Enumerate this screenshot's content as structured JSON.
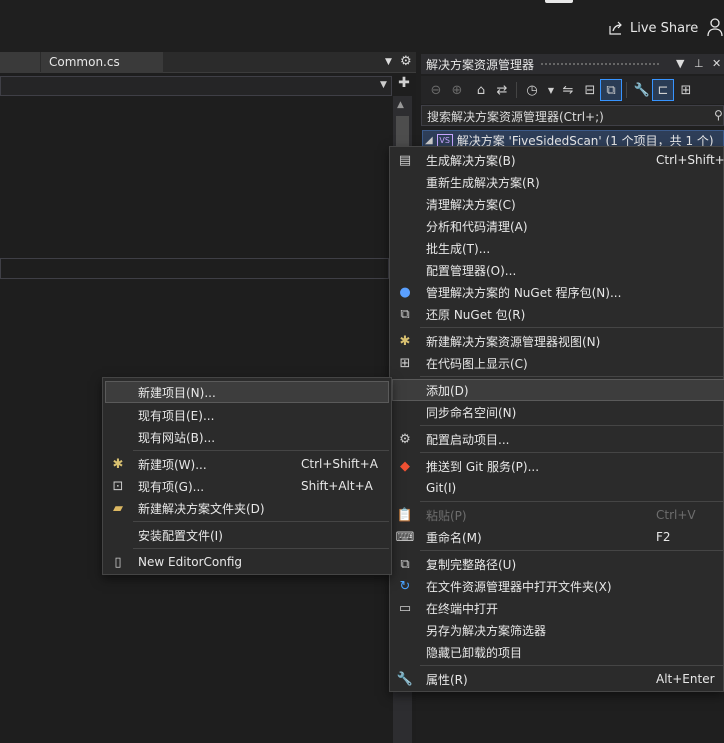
{
  "topbar": {
    "live_share_label": "Live Share"
  },
  "editor": {
    "tabs": [
      {
        "label": ""
      },
      {
        "label": "Common.cs"
      }
    ]
  },
  "solution_explorer": {
    "title": "解决方案资源管理器",
    "search_placeholder": "搜索解决方案资源管理器(Ctrl+;)",
    "root_label": "解决方案 'FiveSidedScan' (1 个项目，共 1 个)"
  },
  "context_menu": {
    "items": [
      {
        "label": "生成解决方案(B)",
        "shortcut": "Ctrl+Shift+B",
        "icon": "build-icon"
      },
      {
        "label": "重新生成解决方案(R)",
        "shortcut": ""
      },
      {
        "label": "清理解决方案(C)",
        "shortcut": ""
      },
      {
        "label": "分析和代码清理(A)",
        "shortcut": ""
      },
      {
        "label": "批生成(T)...",
        "shortcut": ""
      },
      {
        "label": "配置管理器(O)...",
        "shortcut": ""
      },
      {
        "label": "管理解决方案的 NuGet 程序包(N)...",
        "shortcut": "",
        "icon": "nuget-icon"
      },
      {
        "label": "还原 NuGet 包(R)",
        "shortcut": "",
        "icon": "restore-icon"
      },
      {
        "label": "新建解决方案资源管理器视图(N)",
        "shortcut": "",
        "icon": "new-view-icon"
      },
      {
        "label": "在代码图上显示(C)",
        "shortcut": "",
        "icon": "code-map-icon"
      },
      {
        "label": "添加(D)",
        "shortcut": ""
      },
      {
        "label": "同步命名空间(N)",
        "shortcut": ""
      },
      {
        "label": "配置启动项目...",
        "shortcut": "",
        "icon": "gear-icon"
      },
      {
        "label": "推送到 Git 服务(P)...",
        "shortcut": "",
        "icon": "git-push-icon"
      },
      {
        "label": "Git(I)",
        "shortcut": ""
      },
      {
        "label": "粘贴(P)",
        "shortcut": "Ctrl+V",
        "icon": "paste-icon",
        "disabled": true
      },
      {
        "label": "重命名(M)",
        "shortcut": "F2",
        "icon": "rename-icon"
      },
      {
        "label": "复制完整路径(U)",
        "shortcut": "",
        "icon": "copy-path-icon"
      },
      {
        "label": "在文件资源管理器中打开文件夹(X)",
        "shortcut": "",
        "icon": "open-folder-icon"
      },
      {
        "label": "在终端中打开",
        "shortcut": "",
        "icon": "terminal-icon"
      },
      {
        "label": "另存为解决方案筛选器",
        "shortcut": ""
      },
      {
        "label": "隐藏已卸载的项目",
        "shortcut": ""
      },
      {
        "label": "属性(R)",
        "shortcut": "Alt+Enter",
        "icon": "wrench-icon"
      }
    ]
  },
  "add_submenu": {
    "items": [
      {
        "label": "新建项目(N)...",
        "shortcut": ""
      },
      {
        "label": "现有项目(E)...",
        "shortcut": ""
      },
      {
        "label": "现有网站(B)...",
        "shortcut": ""
      },
      {
        "label": "新建项(W)...",
        "shortcut": "Ctrl+Shift+A",
        "icon": "new-item-icon"
      },
      {
        "label": "现有项(G)...",
        "shortcut": "Shift+Alt+A",
        "icon": "existing-item-icon"
      },
      {
        "label": "新建解决方案文件夹(D)",
        "shortcut": "",
        "icon": "new-folder-icon"
      },
      {
        "label": "安装配置文件(I)",
        "shortcut": ""
      },
      {
        "label": "New EditorConfig",
        "shortcut": "",
        "icon": "file-icon"
      }
    ]
  }
}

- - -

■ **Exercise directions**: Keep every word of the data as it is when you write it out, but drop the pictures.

■ **Response**:
Enumerate this screenshot's content as structured JSON.
{
  "topbar": {
    "live_share_label": "Live Share"
  },
  "editor": {
    "tabs": [
      {
        "label": ""
      },
      {
        "label": "Common.cs"
      }
    ]
  },
  "solution_explorer": {
    "title": "解决方案资源管理器",
    "search_placeholder": "搜索解决方案资源管理器(Ctrl+;)",
    "root_label": "解决方案 'FiveSidedScan' (1 个项目，共 1 个)"
  },
  "context_menu": {
    "items": [
      {
        "label": "生成解决方案(B)",
        "shortcut": "Ctrl+Shift+B",
        "icon": "build-icon"
      },
      {
        "label": "重新生成解决方案(R)",
        "shortcut": ""
      },
      {
        "label": "清理解决方案(C)",
        "shortcut": ""
      },
      {
        "label": "分析和代码清理(A)",
        "shortcut": ""
      },
      {
        "label": "批生成(T)...",
        "shortcut": ""
      },
      {
        "label": "配置管理器(O)...",
        "shortcut": ""
      },
      {
        "label": "管理解决方案的 NuGet 程序包(N)...",
        "shortcut": "",
        "icon": "nuget-icon"
      },
      {
        "label": "还原 NuGet 包(R)",
        "shortcut": "",
        "icon": "restore-icon"
      },
      {
        "label": "新建解决方案资源管理器视图(N)",
        "shortcut": "",
        "icon": "new-view-icon"
      },
      {
        "label": "在代码图上显示(C)",
        "shortcut": "",
        "icon": "code-map-icon"
      },
      {
        "label": "添加(D)",
        "shortcut": ""
      },
      {
        "label": "同步命名空间(N)",
        "shortcut": ""
      },
      {
        "label": "配置启动项目...",
        "shortcut": "",
        "icon": "gear-icon"
      },
      {
        "label": "推送到 Git 服务(P)...",
        "shortcut": "",
        "icon": "git-push-icon"
      },
      {
        "label": "Git(I)",
        "shortcut": ""
      },
      {
        "label": "粘贴(P)",
        "shortcut": "Ctrl+V",
        "icon": "paste-icon",
        "disabled": true
      },
      {
        "label": "重命名(M)",
        "shortcut": "F2",
        "icon": "rename-icon"
      },
      {
        "label": "复制完整路径(U)",
        "shortcut": "",
        "icon": "copy-path-icon"
      },
      {
        "label": "在文件资源管理器中打开文件夹(X)",
        "shortcut": "",
        "icon": "open-folder-icon"
      },
      {
        "label": "在终端中打开",
        "shortcut": "",
        "icon": "terminal-icon"
      },
      {
        "label": "另存为解决方案筛选器",
        "shortcut": ""
      },
      {
        "label": "隐藏已卸载的项目",
        "shortcut": ""
      },
      {
        "label": "属性(R)",
        "shortcut": "Alt+Enter",
        "icon": "wrench-icon"
      }
    ]
  },
  "add_submenu": {
    "items": [
      {
        "label": "新建项目(N)...",
        "shortcut": ""
      },
      {
        "label": "现有项目(E)...",
        "shortcut": ""
      },
      {
        "label": "现有网站(B)...",
        "shortcut": ""
      },
      {
        "label": "新建项(W)...",
        "shortcut": "Ctrl+Shift+A",
        "icon": "new-item-icon"
      },
      {
        "label": "现有项(G)...",
        "shortcut": "Shift+Alt+A",
        "icon": "existing-item-icon"
      },
      {
        "label": "新建解决方案文件夹(D)",
        "shortcut": "",
        "icon": "new-folder-icon"
      },
      {
        "label": "安装配置文件(I)",
        "shortcut": ""
      },
      {
        "label": "New EditorConfig",
        "shortcut": "",
        "icon": "file-icon"
      }
    ]
  }
}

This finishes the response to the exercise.